Everyone is familiar with the spam emails, especially those that were clearly run through an online translator and sound suspicious. But many of us have also encountered the more sophisticated spam emails. The ones that make us pause and think could this be real? Those emails generally have just enough detail to seem credible at first glance, but upon further inspection, there is always something that gives them away. Here are five red flags to watch for in a spam email. 

keyboard with red spam alert button - spam email alerts


Spammers want you to act quickly so that you overlook the flaws. This is why so many spam emails imply a sense of urgency.

If you open an email that insists you take action immediately or within a few hours, or you’ll face fines, fees, or some other threat, it is almost always spam, especially if that email is demanding money or personal details. Legitimate institutions and companies will not send you emails of this nature. Any time you read an email that wants you to act fast, pause and take some time to evaluate the message critically. 

Sweet Promises

If the email sender offers you a reward that sounds too good to be true, it probably is. And if you didn’t enter a particular contest, there’s no logical way that you could be the winner. Emails that promise you will receive money or free items after you share your credit card information or other identifying information are always spam. 

Method of Contact

When determining whether or not an email is authentic, it can help to analyze who the email is supposedly from and whether or not they would send such an email. Neither the government nor your bank will ask you for personal details over email.

You may receive email notifications that important documents are ready for viewing, but you need to log in to your secure account to view the messages. Furthermore, the government will never ask you for immediate payment over the phone or through email. If you read an email like this, it is a big red flag. 
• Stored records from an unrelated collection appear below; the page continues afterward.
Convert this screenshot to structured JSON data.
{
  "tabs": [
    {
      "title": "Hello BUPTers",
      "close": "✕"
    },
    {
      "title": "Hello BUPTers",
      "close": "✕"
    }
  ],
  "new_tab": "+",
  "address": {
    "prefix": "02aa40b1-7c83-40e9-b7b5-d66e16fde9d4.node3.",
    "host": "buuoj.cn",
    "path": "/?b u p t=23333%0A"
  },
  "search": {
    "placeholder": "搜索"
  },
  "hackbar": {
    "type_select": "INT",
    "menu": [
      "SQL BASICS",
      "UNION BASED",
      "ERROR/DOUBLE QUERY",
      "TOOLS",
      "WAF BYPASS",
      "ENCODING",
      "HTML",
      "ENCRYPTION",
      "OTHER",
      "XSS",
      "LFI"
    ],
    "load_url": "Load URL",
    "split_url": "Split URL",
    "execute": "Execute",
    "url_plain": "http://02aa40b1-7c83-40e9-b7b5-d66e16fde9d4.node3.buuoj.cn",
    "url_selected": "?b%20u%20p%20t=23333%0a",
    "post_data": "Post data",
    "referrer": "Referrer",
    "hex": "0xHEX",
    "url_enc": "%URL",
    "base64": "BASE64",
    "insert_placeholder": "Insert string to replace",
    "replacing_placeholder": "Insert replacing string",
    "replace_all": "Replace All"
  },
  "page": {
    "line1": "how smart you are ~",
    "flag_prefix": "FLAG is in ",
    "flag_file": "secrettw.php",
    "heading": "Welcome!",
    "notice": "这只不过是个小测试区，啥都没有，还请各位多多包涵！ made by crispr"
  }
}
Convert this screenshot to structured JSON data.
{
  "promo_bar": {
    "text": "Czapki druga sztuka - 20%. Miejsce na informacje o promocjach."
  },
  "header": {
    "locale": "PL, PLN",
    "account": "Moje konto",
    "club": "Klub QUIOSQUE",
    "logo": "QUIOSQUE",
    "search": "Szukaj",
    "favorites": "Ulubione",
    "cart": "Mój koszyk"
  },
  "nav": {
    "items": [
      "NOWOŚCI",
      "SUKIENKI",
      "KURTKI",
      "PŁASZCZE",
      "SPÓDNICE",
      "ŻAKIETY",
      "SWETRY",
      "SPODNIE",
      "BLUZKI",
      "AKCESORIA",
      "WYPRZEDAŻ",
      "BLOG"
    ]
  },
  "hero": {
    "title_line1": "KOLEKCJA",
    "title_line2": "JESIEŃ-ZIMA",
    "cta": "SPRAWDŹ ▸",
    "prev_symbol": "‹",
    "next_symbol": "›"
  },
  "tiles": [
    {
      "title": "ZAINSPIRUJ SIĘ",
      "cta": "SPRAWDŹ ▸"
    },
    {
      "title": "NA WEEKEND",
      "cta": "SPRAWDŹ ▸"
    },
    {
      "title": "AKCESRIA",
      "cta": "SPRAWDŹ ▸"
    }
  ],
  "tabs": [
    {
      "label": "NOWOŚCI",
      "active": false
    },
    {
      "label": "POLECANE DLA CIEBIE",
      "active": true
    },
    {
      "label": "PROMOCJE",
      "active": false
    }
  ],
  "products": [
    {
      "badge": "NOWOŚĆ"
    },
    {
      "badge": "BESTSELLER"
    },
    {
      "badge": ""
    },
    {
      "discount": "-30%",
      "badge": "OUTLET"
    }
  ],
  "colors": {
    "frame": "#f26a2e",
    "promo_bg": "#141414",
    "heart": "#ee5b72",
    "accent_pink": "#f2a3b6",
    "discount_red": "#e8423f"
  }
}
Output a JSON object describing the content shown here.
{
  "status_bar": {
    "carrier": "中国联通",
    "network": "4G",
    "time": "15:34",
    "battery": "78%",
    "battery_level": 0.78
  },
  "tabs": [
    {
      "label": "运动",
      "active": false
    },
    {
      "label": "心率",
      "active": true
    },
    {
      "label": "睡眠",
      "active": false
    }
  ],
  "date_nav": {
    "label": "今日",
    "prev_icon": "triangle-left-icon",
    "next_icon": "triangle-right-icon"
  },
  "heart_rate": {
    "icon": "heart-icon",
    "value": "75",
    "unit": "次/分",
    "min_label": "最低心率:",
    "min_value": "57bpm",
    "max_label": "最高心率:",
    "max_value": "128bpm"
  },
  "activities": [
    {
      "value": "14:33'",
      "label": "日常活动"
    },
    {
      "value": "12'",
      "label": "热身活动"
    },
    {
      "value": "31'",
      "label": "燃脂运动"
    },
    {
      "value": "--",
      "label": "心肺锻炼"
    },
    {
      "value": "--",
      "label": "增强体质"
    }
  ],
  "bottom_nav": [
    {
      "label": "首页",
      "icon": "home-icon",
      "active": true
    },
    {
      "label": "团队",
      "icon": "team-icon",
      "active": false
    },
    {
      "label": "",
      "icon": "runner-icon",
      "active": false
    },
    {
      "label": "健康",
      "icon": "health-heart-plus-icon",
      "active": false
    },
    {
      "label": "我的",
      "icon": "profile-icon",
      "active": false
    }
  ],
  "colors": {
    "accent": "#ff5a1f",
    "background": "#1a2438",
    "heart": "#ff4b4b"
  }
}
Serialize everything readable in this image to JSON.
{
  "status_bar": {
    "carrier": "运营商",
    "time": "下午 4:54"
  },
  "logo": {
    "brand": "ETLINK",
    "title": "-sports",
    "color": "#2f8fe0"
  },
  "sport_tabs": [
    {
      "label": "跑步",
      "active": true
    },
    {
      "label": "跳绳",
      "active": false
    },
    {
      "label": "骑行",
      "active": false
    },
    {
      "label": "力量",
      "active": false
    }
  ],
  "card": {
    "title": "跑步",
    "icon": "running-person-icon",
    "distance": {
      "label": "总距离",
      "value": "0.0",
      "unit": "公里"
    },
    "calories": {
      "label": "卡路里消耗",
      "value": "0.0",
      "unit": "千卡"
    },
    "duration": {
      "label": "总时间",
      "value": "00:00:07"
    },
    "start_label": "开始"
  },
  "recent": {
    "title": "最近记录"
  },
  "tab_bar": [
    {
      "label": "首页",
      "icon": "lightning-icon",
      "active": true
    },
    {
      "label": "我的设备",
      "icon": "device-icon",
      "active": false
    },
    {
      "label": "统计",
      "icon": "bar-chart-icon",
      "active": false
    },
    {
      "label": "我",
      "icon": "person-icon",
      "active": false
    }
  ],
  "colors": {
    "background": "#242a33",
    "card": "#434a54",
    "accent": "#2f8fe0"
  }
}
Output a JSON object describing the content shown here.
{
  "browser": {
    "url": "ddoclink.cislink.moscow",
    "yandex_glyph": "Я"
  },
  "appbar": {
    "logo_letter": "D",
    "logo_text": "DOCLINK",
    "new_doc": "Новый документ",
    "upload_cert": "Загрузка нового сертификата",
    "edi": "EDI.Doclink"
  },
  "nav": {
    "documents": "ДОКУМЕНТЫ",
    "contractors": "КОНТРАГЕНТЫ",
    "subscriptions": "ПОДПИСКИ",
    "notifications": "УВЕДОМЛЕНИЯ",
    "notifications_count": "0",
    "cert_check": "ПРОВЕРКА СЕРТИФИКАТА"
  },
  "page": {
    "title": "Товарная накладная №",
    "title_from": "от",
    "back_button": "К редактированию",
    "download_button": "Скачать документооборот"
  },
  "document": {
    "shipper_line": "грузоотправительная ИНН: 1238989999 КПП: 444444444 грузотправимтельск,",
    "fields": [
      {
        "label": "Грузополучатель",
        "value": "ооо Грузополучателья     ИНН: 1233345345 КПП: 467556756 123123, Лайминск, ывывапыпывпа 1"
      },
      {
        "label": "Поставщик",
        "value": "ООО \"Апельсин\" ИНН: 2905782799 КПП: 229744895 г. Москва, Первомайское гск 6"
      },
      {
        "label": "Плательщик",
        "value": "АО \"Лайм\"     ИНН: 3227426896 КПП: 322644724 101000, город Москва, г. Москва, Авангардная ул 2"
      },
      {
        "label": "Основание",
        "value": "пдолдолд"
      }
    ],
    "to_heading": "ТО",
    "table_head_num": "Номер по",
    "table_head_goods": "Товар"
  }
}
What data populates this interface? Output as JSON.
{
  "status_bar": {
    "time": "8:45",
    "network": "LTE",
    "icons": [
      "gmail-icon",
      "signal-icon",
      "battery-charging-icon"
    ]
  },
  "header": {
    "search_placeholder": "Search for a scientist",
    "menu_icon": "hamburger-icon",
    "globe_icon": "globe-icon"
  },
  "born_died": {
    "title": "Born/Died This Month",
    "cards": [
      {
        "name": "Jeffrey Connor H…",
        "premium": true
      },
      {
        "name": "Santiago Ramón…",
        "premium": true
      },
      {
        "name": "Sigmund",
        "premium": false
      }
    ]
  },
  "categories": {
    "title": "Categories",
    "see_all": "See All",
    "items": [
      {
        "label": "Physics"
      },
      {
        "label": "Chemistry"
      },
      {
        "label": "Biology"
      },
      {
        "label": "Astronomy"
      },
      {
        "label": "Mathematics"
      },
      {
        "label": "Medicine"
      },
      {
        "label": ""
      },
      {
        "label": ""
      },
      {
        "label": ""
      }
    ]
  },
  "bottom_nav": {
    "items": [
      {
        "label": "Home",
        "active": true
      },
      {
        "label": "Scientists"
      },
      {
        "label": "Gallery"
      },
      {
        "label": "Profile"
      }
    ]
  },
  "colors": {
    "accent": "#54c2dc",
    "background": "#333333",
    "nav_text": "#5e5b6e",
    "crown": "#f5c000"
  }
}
Public Email Addresses

It’s good practice always to verify the sender of an email. Is it the corporation emailing you, or is it an imposter? Is it your boss sending you a request, or is it a copycat address? Corporations, organizations, and governments have their own domain emails. If the sender uses a public email such as @gmail.com, @me.com, or @yahoo.com, etc., it is likely a scam.

We recommend paying close attention to look alike address, such as @grnail instead of @gmail. Cybersecurity firms have run tests on corporations to see if employees would notice such a trick, and most employees fall for it. If an email address doesn’t look right, don’t be afraid to ask. Call them up and ask or go knock on their office door and confirm they really did send it. You’ll feel better knowing you took the extra step to verify the email than send a spammer your personal information. 

Bad Writing 

Bad writing continues to be a big red flag for a spam email. Sure, we all make errors, especially when typing on our phones, but be wary if the grammar or word choices seem very strange. Most professional corporations will use grammar and spell-checking on their emails. We can overlook one mistake, but several should be a red flag in one email. If it really is a trusted source such as a friend, colleague, or co-worker, let them know they need to proofread their emails before sending them. 

Educate Your Team to Avoid Spam

You can help your team avoid falling prey to spam by fostering a community of cyberculture in your workplace. Encourage employees to report suspicious emails or phone calls, especially if they clicked a suspicious link or responded to a suspicious message. Offer routine training opportunities to keep everyone up-to-date on security risks and encourage company-wide support of cybersecurity policies. Consistency and awareness can help keep your business more secure. 

Cybersecurity Management in Edmonton, Alberta

Alt-Tech Inc. manages cyber security for Alberta businesses and helps foster a culture of cybersecurity. Contact us about completing a risk assessment of your business to find out where your cybersecurity plan can improve.